by, 11-15-2011 at 02:13 PM (2119 Views)
In order to take advantage of the full power of the Spring framework, you need to use Spring’s most advanced container, the application context. The ApplicationContext is similar to a BeanFactory. Both load bean definitions, wire beans together, and dispense beans upon request. But an ApplicationContext also does the following:
- Application contexts provide a generic way to load other resources, such as images.
- Application contexts can publish events to beans that are registered as listeners.
- Application contexts provide a means for resolving text messages, including support for internationalization (I18N) of those messages.
An ApplicationContext is the preferred choice over a BeanFactory in nearly all applications. This is because of the richer functionality offered compared to a BeanFactory. The only times it is recommended to use a BeanFactory is wen resources are scarce.
There are three commonly used implementations of ApplicationContext:
- ClassPathXmlApplicationContext—Loads a context definition from an XML file located in the class path, treating context definition files as class path resources.
- FileSystemXmlApplicationContext—Loads a context definition from an XML file in the filesystem.
- XmlWebApplicationContext—Loads context definitions from an XML file contained within a web application.
Here is an example of how to use the FileSystemXmlApplicationContext:
You can also load the application context using the application’s class path with ClassPathXmlApplicationContext:Java Code:ApplicationContext context = new FileSystemXmlApplicationContext("c:/springexamples.xml");
The FileSystemXmlApplicationContext will look for springexamples.xml in a specific location.
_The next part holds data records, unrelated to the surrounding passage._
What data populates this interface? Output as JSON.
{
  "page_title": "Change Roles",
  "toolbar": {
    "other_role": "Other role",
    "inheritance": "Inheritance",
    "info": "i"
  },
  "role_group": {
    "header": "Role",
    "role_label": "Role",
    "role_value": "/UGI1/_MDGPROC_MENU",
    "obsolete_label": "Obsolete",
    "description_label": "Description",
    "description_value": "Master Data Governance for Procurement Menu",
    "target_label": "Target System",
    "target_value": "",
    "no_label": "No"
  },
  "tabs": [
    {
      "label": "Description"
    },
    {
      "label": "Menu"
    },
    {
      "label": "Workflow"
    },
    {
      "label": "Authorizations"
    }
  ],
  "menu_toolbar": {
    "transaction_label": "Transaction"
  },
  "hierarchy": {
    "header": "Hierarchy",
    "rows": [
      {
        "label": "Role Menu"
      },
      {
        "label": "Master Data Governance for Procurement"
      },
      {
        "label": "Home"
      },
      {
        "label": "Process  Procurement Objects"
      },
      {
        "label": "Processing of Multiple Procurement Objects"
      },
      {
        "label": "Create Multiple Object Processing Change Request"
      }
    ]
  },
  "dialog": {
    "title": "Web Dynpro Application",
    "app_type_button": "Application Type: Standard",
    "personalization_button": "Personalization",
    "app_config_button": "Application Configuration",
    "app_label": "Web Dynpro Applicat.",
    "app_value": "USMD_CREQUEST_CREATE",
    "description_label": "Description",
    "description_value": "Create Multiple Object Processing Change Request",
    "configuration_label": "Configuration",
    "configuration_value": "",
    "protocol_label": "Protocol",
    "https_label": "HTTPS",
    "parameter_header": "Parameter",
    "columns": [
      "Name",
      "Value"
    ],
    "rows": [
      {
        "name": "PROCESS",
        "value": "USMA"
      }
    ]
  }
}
In the case of ClassPathXmlApplicationContext of will look for cars.xml in the class path.Java Code:ApplicationContext context = new ClassPathXmlApplicationContext("springexamples.xml");
Similarly to a BeanFactory, an ApplicationContext uses the getBean() method. A key difference is an application context preloads all singleton beans upon context startup to ensure that they are ready for use when required whereas a bean factory lazily loads all beans, deferring bean creation until the getBean() method is called. That’s the basics of configuring a Spring container.